The most prominent of the new civil society groups is La Quadrature du Net, who led the battle for Amendment 138, and helped establish in politician’s minds that internet access is part of our right to freedom of expression. They have also led the fight for an open internet in Europe, highlighting the inadequacies of ‘transparency’ and competition law to resolve problems of traffic discrimination that may emerge under the new Telecoms Package passed by Europe.

Another movement emerged in the Free Culture Forum campaigning for innovation, creativity and access to knowledge. They held a meeting in Barcelona this year, producing a charter which ORG and EFF have signed.

This year, European Digital Rights (EDRi), of which ORG is a member, has employed a full time Advocacy Co-ordinator in Brussels. This addresses one of the key weaknesses we have had: lack of a presence near the EU’s Parliament and Commission, who are making many of the critical decisions on internet, competition, privacy and copyright law. This is a major step forward, although one person still seems hardly enough, and we still lack some of the other tools we need as campaigners.

MySociety’s tools for transparency and contacting elected representatives need full replication at an EU level, and we all need to work to keep the EU’s actions in the media, rather than their confining discussion to a handful of technical websites. Democratic scrutiny is the only way we can ensure our rights are defended, and that starts with campaigners and the media.

The most startling change however is the politicisation of digital rights, exemplified by the election of the first two Pirate Party MEPs in Sweden.
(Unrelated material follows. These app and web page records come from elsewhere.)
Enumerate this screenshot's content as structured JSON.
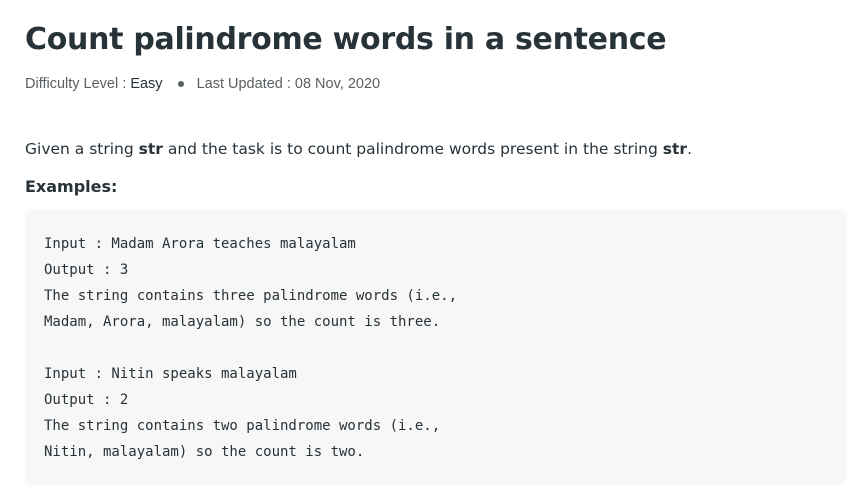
{
  "article": {
    "title": "Count palindrome words in a sentence",
    "meta": {
      "difficulty_label": "Difficulty Level : ",
      "difficulty_value": "Easy",
      "updated_text": "Last Updated : 08 Nov, 2020"
    },
    "intro": {
      "part1": "Given a string ",
      "bold1": "str",
      "part2": " and the task is to count palindrome words present in the string ",
      "bold2": "str",
      "part3": "."
    },
    "examples_heading": "Examples:",
    "code_lines": [
      "Input : Madam Arora teaches malayalam",
      "Output : 3",
      "The string contains three palindrome words (i.e.,",
      "Madam, Arora, malayalam) so the count is three.",
      "",
      "Input : Nitin speaks malayalam",
      "Output : 2",
      "The string contains two palindrome words (i.e.,",
      "Nitin, malayalam) so the count is two."
    ]
  }
}
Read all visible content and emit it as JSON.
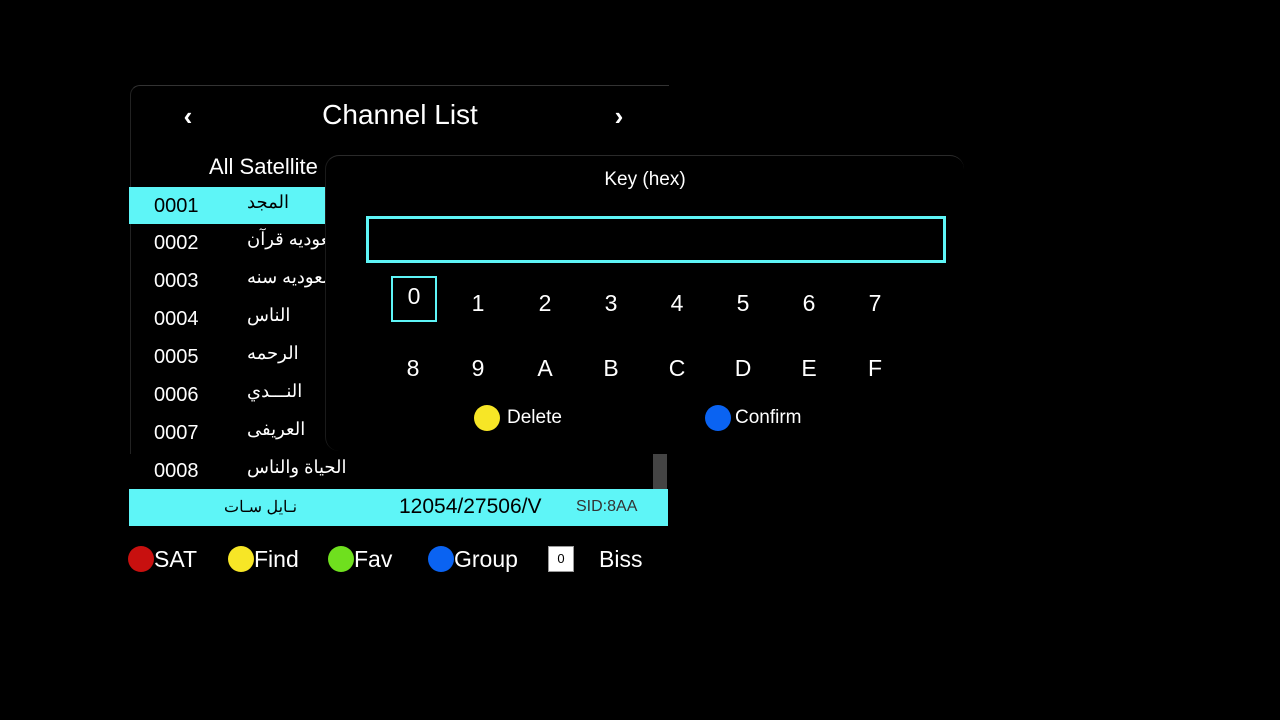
{
  "channel_list": {
    "title": "Channel List",
    "group": "All Satellite",
    "channels": [
      {
        "num": "0001",
        "name": "المجد"
      },
      {
        "num": "0002",
        "name": "السعوديه قرآن"
      },
      {
        "num": "0003",
        "name": "السعوديه سنه"
      },
      {
        "num": "0004",
        "name": "الناس"
      },
      {
        "num": "0005",
        "name": "الرحمه"
      },
      {
        "num": "0006",
        "name": "النـــدي"
      },
      {
        "num": "0007",
        "name": "العريفى"
      },
      {
        "num": "0008",
        "name": "الحياة والناس"
      }
    ]
  },
  "info_bar": {
    "satellite": "نـايل سـات",
    "frequency": "12054/27506/V",
    "sid": "SID:8AA"
  },
  "footer": {
    "sat": "SAT",
    "find": "Find",
    "fav": "Fav",
    "group": "Group",
    "key_value": "0",
    "biss": "Biss"
  },
  "dialog": {
    "title": "Key (hex)",
    "input_value": "",
    "keys_row1": [
      "0",
      "1",
      "2",
      "3",
      "4",
      "5",
      "6",
      "7"
    ],
    "keys_row2": [
      "8",
      "9",
      "A",
      "B",
      "C",
      "D",
      "E",
      "F"
    ],
    "delete_label": "Delete",
    "confirm_label": "Confirm"
  },
  "colors": {
    "highlight": "#5ef5f7",
    "red": "#c8100f",
    "yellow": "#f7e626",
    "green": "#6fe01e",
    "blue": "#0a63f2"
  }
}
While we may not agree with everything they say or do, and will always find and need other political allies, such as the remarkable Stavros Lambrinidis, the fact that digital copyright and privacy issues can produce a mass movement that unseats politicians should be a wake up call to politicians across Europe.

Overall, defence of our digital rights is complicated and faces severe threats, whether that is through secretive and undemocratic international trade agreements like ACTA, or the export of poor practice like traffic data retention from Europe to countries with poor human rights records; but the movement is strong and more diverse than ever. New groups are springing up in many European countries and elsewhere, and we are better supported and more experienced.